For consumers, the increase in the number of rental units has not led to a corresponding drop in rents in most markets.
That's because demand for rental units is also growing. Nationally, rents have risen 4 percent in the past year, according to the Bureau of Labor Statistics.
But in areas with a glut of new buildings, such as in much of Florida, vacancies are up and rents are down.
In West Palm Beach, for example, the average rent was $1,057 in June, down 5 percent compared to a year earlier, according to M/PF YieldStar, a research firm.
Not all "accidental landlords" are investors. Lindsey McMurren-Riggs says that when she and her husband moved to California last year, she spent six months trying to sell her Salem, Mass., condominium, which she bought for about $460,000 in 2005, before giving up and putting it on the rental market.
"It's not something I really wanted to do, especially from 3,000 miles away," Ms. McMurren-Riggs says.
Owners in the building say the renters haven't caused many problems (although Ms. McMurren-Riggs acknowledges she's received a few noise complaints about her tenants), but some say they are worried about what having too many renters will do to property values.
"There's an anxiety that if a certain number of units are rentals, new buyers won't be as interested in buying," says Mickey Northcutt, an owner in the building.
One reason is that many lenders won't give the lowest mortgage rates to buildings with too few owner-occupants.
(For example, in most cases Freddie Mac buys mortgages only for buildings with at least 60 percent owner-occupancy. Individual lenders often have more stringent requirements.)
Some developments have sought to limit the number of renters by requiring owners to register with the condo board before taking on tenants and by limiting the number of rentals permitted.

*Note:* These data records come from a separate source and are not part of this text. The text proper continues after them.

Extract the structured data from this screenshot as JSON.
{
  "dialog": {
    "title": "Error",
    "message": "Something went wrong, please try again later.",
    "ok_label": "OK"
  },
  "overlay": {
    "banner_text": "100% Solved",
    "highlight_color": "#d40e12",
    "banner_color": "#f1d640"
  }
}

Others are going further. Park Highlands, a planned community in North Las Vegas that expects to eventually total about 15,000 homes, will ban all buyers from renting out their homes in their first year.
On the other hand, capping the number of renters allowed in an already established community can prove difficult. Jan Hirsch, an attorney who is president of her Portland, Ore., homeowners association, says her 112-unit complex considered such a cap last year.
The proposal sputtered, in part because even current owner-occupants didn't want to give up their ability to rent should they need to do so.
"It's a restriction on their right to use the property," Ms. Hirsch says.
Some developments are taking a different approach. When Susan McDonald began seeing an influx of renters in Elk Grove, Calif., just outside of Sacramento, she co-founded a community group, the Franklin Reserve Neighborhood Association.
The group writes "good neighbor" letters to problematic tenants and landlords, organizes forums to discuss a variety of issues and holds block parties to encourage residents, both owners and renters, to get to know one another.
Shirley Gore, an appraiser outside Atlanta, says having too many rentals can hurt property values, even if the renters are responsible neighbors.
A handful of rentals won't have much impact, Ms. Gore says, but if an area crosses a threshold, about 10 percent, in most cases, values will take a hit.
First Published December 2, 2007 12:00 am